_Exercise directions_
I'd like the entries repeated exactly, without their pictures.

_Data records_
★ ★ ★ ★

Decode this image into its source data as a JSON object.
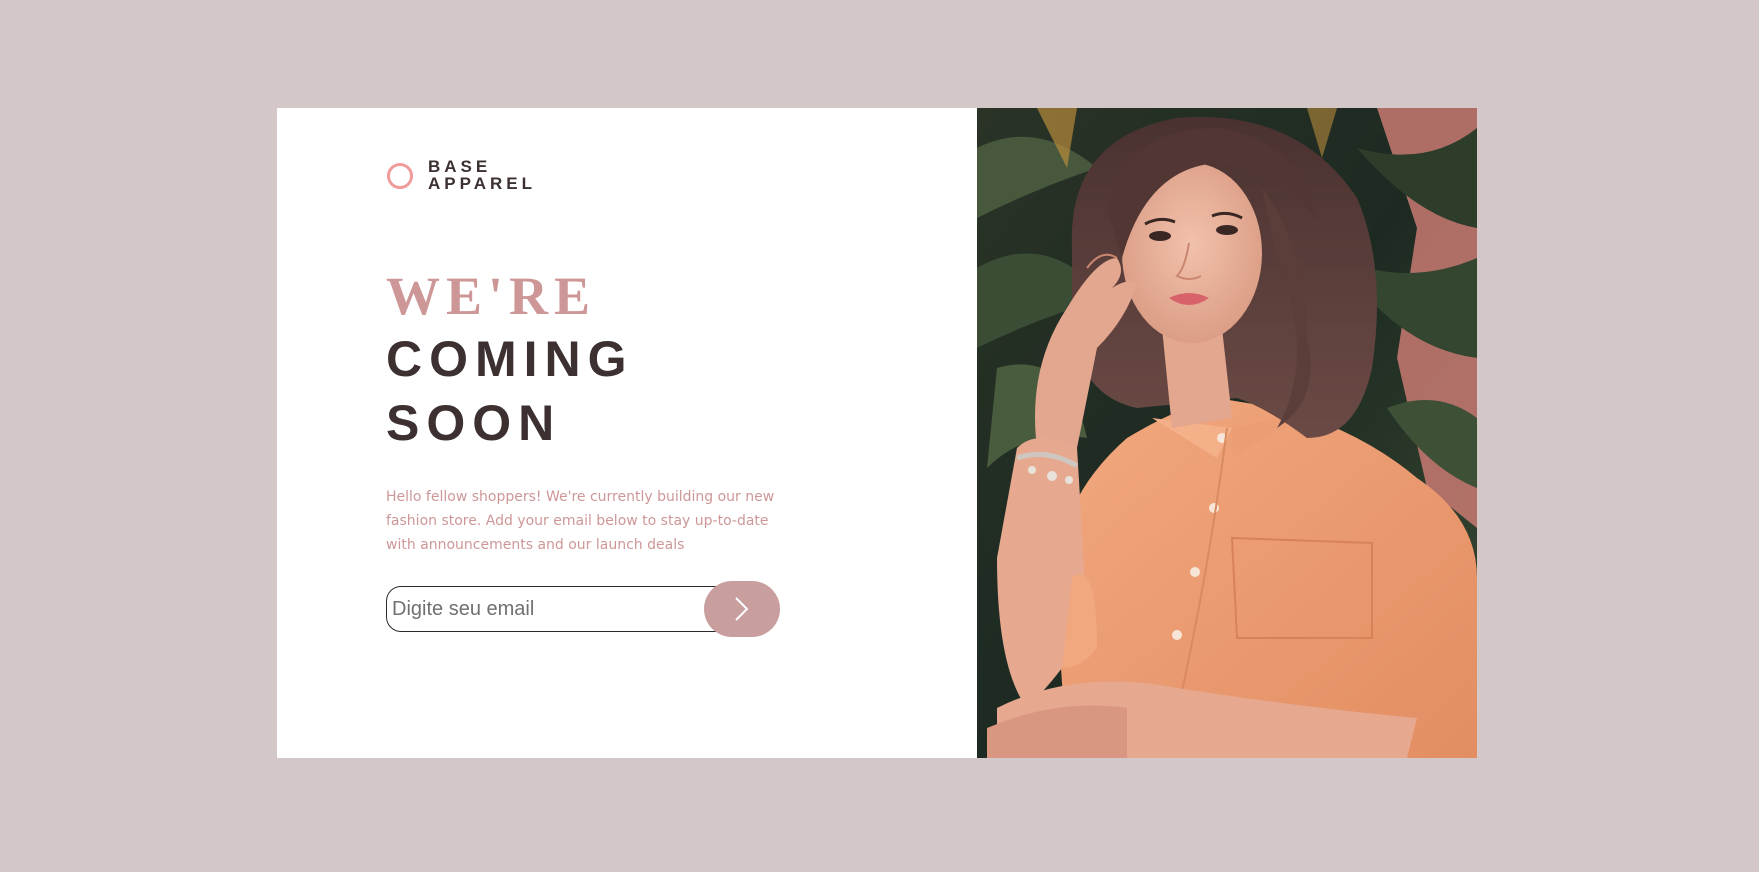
{
  "brand": {
    "line1": "BASE",
    "line2": "APPAREL",
    "accent_color": "#f29a9a"
  },
  "headline": {
    "line1": "WE'RE",
    "line2": "COMING",
    "line3": "SOON"
  },
  "description": "Hello fellow shoppers! We're currently building our new fashion store. Add your email below to stay up-to-date with announcements and our launch deals",
  "form": {
    "email_placeholder": "Digite seu email",
    "email_value": "",
    "submit_icon": "chevron-right-icon"
  },
  "hero_image": {
    "subject": "hero-photo"
  },
  "colors": {
    "background": "#d3c7c7",
    "card": "#ffffff",
    "primary_pink": "#ce9797",
    "dark_text": "#3d3030",
    "button": "#c89e9e"
  }
}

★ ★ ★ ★

_Response_
Decode this image into its source data as a JSON object.
{
  "brand": {
    "line1": "BASE",
    "line2": "APPAREL",
    "accent_color": "#f29a9a"
  },
  "headline": {
    "line1": "WE'RE",
    "line2": "COMING",
    "line3": "SOON"
  },
  "description": "Hello fellow shoppers! We're currently building our new fashion store. Add your email below to stay up-to-date with announcements and our launch deals",
  "form": {
    "email_placeholder": "Digite seu email",
    "email_value": "",
    "submit_icon": "chevron-right-icon"
  },
  "hero_image": {
    "subject": "hero-photo"
  },
  "colors": {
    "background": "#d3c7c7",
    "card": "#ffffff",
    "primary_pink": "#ce9797",
    "dark_text": "#3d3030",
    "button": "#c89e9e"
  }
}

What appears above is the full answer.